--- Material provided Enclosed Below ---

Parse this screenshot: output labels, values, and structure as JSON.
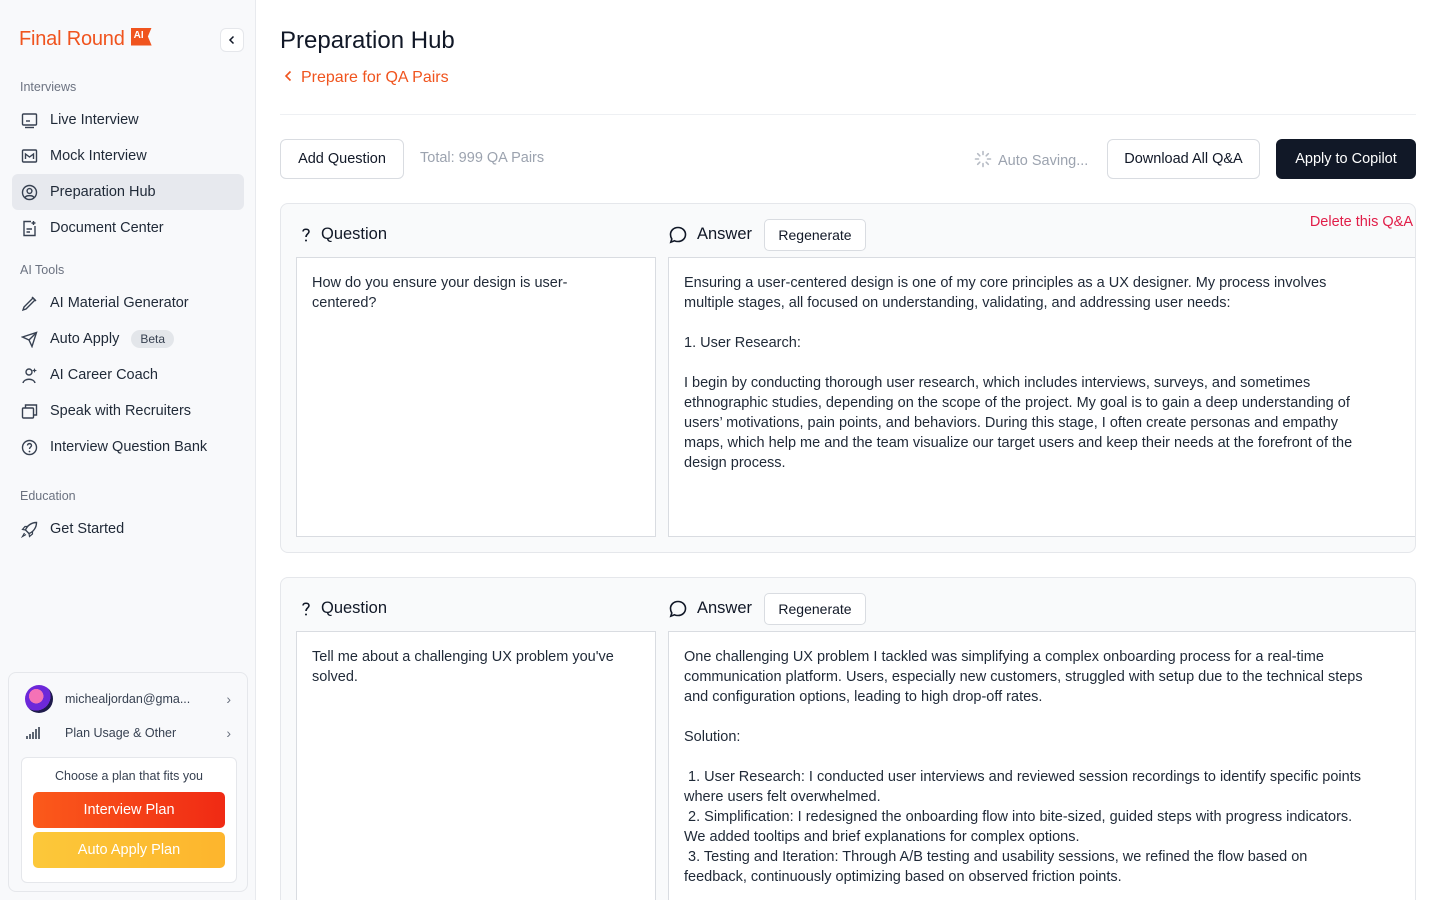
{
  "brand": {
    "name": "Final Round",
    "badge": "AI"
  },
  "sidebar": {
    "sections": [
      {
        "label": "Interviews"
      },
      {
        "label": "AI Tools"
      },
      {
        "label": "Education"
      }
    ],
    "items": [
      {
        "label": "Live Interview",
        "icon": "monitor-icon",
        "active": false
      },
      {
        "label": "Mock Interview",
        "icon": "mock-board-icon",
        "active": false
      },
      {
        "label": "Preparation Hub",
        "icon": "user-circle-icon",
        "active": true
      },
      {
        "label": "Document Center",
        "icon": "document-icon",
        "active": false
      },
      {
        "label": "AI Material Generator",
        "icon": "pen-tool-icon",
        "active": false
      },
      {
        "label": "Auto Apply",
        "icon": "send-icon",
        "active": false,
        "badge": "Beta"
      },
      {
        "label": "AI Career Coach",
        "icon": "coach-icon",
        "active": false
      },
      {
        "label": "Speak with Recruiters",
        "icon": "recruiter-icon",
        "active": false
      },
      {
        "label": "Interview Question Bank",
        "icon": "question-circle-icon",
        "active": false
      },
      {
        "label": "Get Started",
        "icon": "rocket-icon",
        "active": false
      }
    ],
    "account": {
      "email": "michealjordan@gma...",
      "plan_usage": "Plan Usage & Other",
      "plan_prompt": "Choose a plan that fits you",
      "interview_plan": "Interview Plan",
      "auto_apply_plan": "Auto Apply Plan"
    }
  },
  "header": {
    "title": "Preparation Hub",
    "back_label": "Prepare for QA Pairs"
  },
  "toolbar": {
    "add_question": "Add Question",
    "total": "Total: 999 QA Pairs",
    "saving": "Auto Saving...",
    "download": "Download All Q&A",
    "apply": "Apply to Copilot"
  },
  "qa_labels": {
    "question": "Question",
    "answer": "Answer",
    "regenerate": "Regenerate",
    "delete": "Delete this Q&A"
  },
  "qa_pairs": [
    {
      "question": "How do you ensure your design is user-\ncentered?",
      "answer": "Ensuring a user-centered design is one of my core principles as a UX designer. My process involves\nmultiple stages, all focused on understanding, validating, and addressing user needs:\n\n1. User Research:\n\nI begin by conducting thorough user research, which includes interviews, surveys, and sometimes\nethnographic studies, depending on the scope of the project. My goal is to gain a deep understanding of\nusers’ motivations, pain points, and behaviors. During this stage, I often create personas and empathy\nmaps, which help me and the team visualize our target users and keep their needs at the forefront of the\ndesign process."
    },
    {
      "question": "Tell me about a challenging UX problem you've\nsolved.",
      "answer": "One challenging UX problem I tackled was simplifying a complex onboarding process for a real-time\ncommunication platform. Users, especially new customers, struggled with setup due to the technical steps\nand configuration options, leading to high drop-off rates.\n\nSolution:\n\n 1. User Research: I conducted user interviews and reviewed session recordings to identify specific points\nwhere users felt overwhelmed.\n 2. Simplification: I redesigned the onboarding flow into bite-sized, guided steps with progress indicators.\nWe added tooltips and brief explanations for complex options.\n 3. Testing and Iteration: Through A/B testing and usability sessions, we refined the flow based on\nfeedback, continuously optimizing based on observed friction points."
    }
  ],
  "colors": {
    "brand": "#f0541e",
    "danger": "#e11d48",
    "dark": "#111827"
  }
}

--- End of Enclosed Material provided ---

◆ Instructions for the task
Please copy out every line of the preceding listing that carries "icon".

◆ Expected answer
        "icon": "monitor-icon",
        "icon": "mock-board-icon",
        "icon": "user-circle-icon",
        "icon": "document-icon",
        "icon": "pen-tool-icon",
        "icon": "send-icon",
        "icon": "coach-icon",
        "icon": "recruiter-icon",
        "icon": "question-circle-icon",
        "icon": "rocket-icon",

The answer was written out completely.